“No decisions have been made; no actions have been taken,” he tells GT. “It’s strictly exploratory. We’re looking at a minimum of two years of board meetings to get information to our ratepayers, and it’s up to both boards as to whether they want to move forward with that exploration.”
Harmon echoed Rogers at the SVWD Feb. 11 meeting, saying that the meeting was “the first step of the first step, just to see if the board is interested in giving staff direction.”
“Let’s see if there is merit to this proposal. I’m not convinced there is,” she said. “We may come out of this study and find that there are as many downsides as merits. But I am a person of facts, and I need to look at something tangible and quantifiable to bring a recommendation to the board.”
During public comment, participants voiced concerns over the cost of conducting analysis, differing consumption rates between the two valleys and employee representation. Harmon struggled to see a disadvantage in considering consolidation.
“I’m too much of an engineer for that; everything should be evaluated for efficiency, unless it’s too expensive or our partner is unwilling from the get-go,” she said.
According to Serrano, if both boards direct staff to begin analysis, LAFCO would fund one-third of the fee for an outside consultant hired to conduct a detailed analysis.
Harmon originally proposed consolidation to Rogers because of the potential increases in efficiency of both districts. According to Harmon, consolidation could allow for the elimination of many redundancies such as top executive positions, support services (legal counsels, auditors, public outreach, web hosting) and professional services (integrated regional water management agencies, LAFCO, engineering consulting, hydrogeological consulting). Consolidation could also reduce time spent on regulatory reports, lead to better use of assets, and larger departments would provide better customer service coverage, Harmon says.
“All of this is expected to result in increased efficiency, reduced operating expenses, lower rate increases, improved customer service, increased job satisfaction, and productivity,” she says.
“Based on what they heard from us, I hope that the [SLVWD Board] will decide to act,” Harmon said. “For now, it’s a waiting game.”
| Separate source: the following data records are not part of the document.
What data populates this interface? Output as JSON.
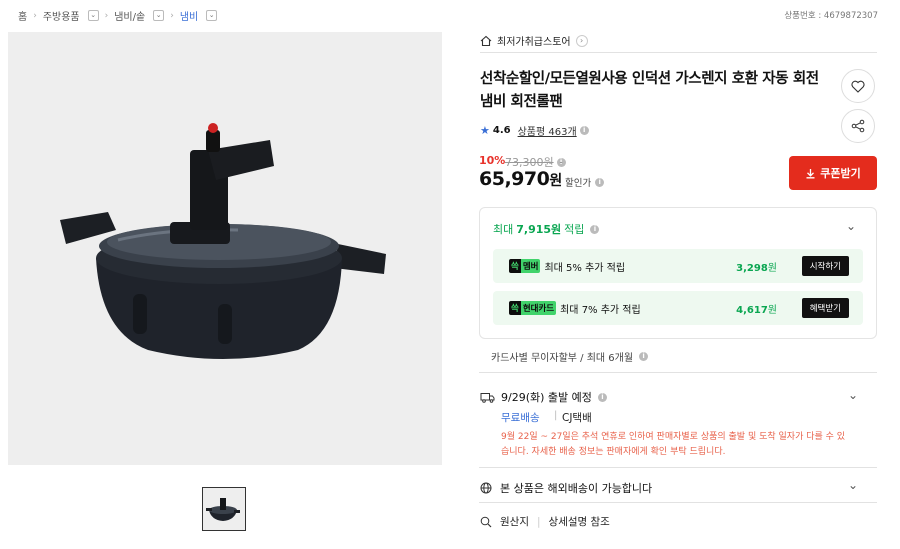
{
  "breadcrumb": {
    "items": [
      "홈",
      "주방용품",
      "냄비/솥",
      "냄비"
    ]
  },
  "product_no_label": "상품번호 : 4679872307",
  "store": {
    "name": "최저가취급스토어"
  },
  "product": {
    "title": "선착순할인/모든열원사용 인덕션 가스렌지 호환 자동 회전냄비 회전롤팬",
    "rating": "4.6",
    "review_label": "상품평 463개",
    "discount": "10%",
    "original_price": "73,300원",
    "price": "65,970",
    "price_unit": "원",
    "price_label": "할인가"
  },
  "buttons": {
    "coupon": "쿠폰받기"
  },
  "points": {
    "title_prefix": "최대 ",
    "title_amount": "7,915원",
    "title_suffix": " 적립",
    "rows": [
      {
        "badge_k": "쓱",
        "badge_name": "멤버",
        "desc": "최대 5% 추가 적립",
        "amount": "3,298",
        "unit": "원",
        "button": "시작하기"
      },
      {
        "badge_k": "쓱",
        "badge_name": "현대카드",
        "desc": "최대 7% 추가 적립",
        "amount": "4,617",
        "unit": "원",
        "button": "혜택받기"
      }
    ]
  },
  "card_installment": "카드사별 무이자할부 / 최대 6개월",
  "shipping": {
    "date": "9/29(화) 출발 예정",
    "free": "무료배송",
    "carrier": "CJ택배",
    "notice": "9월 22일 ~ 27일은 추석 연휴로 인하여 판매자별로 상품의 출발 및 도착 일자가 다를 수 있습니다. 자세한 배송 정보는 판매자에게 확인 부탁 드립니다."
  },
  "overseas": "본 상품은 해외배송이 가능합니다",
  "origin": {
    "label": "원산지",
    "value": "상세설명 참조"
  },
  "colors": {
    "accent_red": "#e42c1d",
    "point_green": "#0aa651",
    "link_blue": "#3a6fd6"
  }
}
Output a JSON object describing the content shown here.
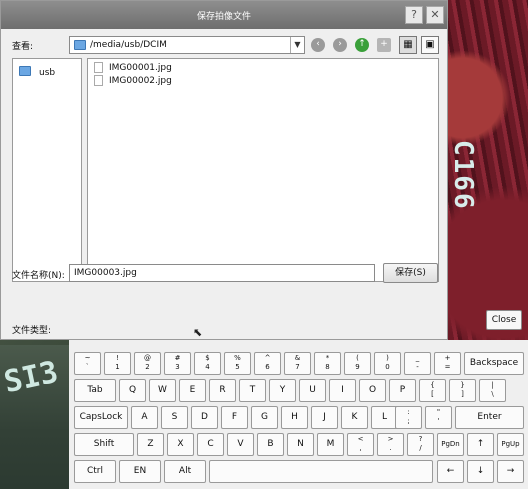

This whole idea is a complete waste of time and money. Everyone knows that Scotts Valley is going to develop more with the Town Center and more high density housing. And, absolutely nothing to build more water production and storage infrastructure. Soquel Creek Water District is spending $100 million to use less than 15% of the wastewater, when they could have used 100% of it for the same amount of money, contingent if they could use the rail corridor for a larger pipeline. Said pipeline could be extended to Deep Water Desal. Now you have plenty of water to eternity. But, no, we need the brilliant Rail + Trail $billion dollar project. Morons control the infrastructure decisions in California. Let’s build a section of High Speed Rail, or don’t fix a $10 million repair job on Oroville Dam. Everyone in SLVWD is going to oppose this, and they already started sending in their protests. today.